- Indirect assistance, as in providing contraceptive information for unmarried patients;
- Direct assistance, as in referring a patient for surgery (such as vasectomy or abortion) that is not halachically sanctioned;
- Direct involvement in the sin, as in providing anesthesia during a surgery that is not halachically sanctioned.
After reviewing relevant halachic rulings, I think that the first tier of cases is permitted, provided that the information is available from other sources of equal quality and availability. The prohibition against causing others to stumble will not apply because other sources of quality information are readily available, and because one is not moving the actual transgression forward in any active way. Halachic sources include Rama Yoreh Deah 151:1, Ksav Sofer Yoreh Deah 83 and Tzitz Eliezer 19:33:1.
Nonetheless, I found the following position articulated at the website of the Association of Orthodox Jewish Scientists:
Question: Does halacha permit the orthodox Jewish physician to give contraceptive advice to and to prescribe contraceptive devices for unmarried girls?
Answer: Except under very exceptional circumstances, Judaism considers it immoral for the physician to give contraceptive advice to an unmarried girl.
Comment: The doctor must use judicious moral judgment in this sensitive area of human relations. Judaism deems it immoral to give contraceptive counsel to unmarried persons when such advice may serve to remove an important barrier to immoral conduct.
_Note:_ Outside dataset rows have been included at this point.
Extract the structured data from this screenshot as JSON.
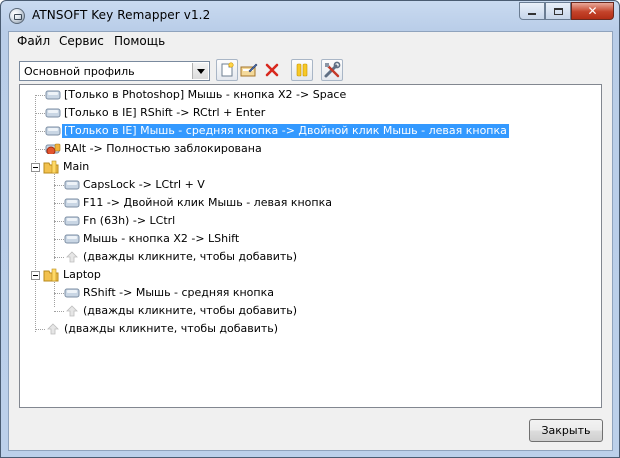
{
  "window": {
    "title": "ATNSOFT Key Remapper v1.2"
  },
  "menu": [
    "Файл",
    "Сервис",
    "Помощь"
  ],
  "toolbar": {
    "profile_value": "Основной профиль"
  },
  "tree": {
    "root": [
      {
        "label": "[Только в Photoshop] Мышь - кнопка X2 -> Space",
        "icon": "key-icon"
      },
      {
        "label": "[Только в IE] RShift -> RCtrl + Enter",
        "icon": "key-icon"
      },
      {
        "label": "[Только в IE] Мышь - средняя кнопка -> Двойной клик Мышь - левая кнопка",
        "icon": "key-icon",
        "selected": true
      },
      {
        "label": "RAlt -> Полностью заблокирована",
        "icon": "blocked-key-icon"
      }
    ],
    "groups": [
      {
        "name": "Main",
        "items": [
          "CapsLock -> LCtrl + V",
          "F11 -> Двойной клик Мышь - левая кнопка",
          "Fn (63h) -> LCtrl",
          "Мышь - кнопка X2 -> LShift"
        ],
        "add_hint": "(дважды кликните, чтобы добавить)"
      },
      {
        "name": "Laptop",
        "items": [
          "RShift -> Мышь - средняя кнопка"
        ],
        "add_hint": "(дважды кликните, чтобы добавить)"
      }
    ],
    "root_add_hint": "(дважды кликните, чтобы добавить)"
  },
  "buttons": {
    "close": "Закрыть"
  },
  "colors": {
    "selection": "#3399ff",
    "title_bar": "#b9cde8",
    "close_button": "#c4432a",
    "folder": "#f2c14e"
  }
}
When confronted with the mentally retarded patient or with people in whom self-discipline is lacking as determined by previous conduct, consultation with a religious guide should be undertaken to decide the proper course of action.This Halacha Bulletin was written by Fred Rosner, MD, FACP and Rabbi Moshe D. Tendler, PhD and reviewed by HaRav Moshe Feinstein, zt"l.
I wonder what drives this position.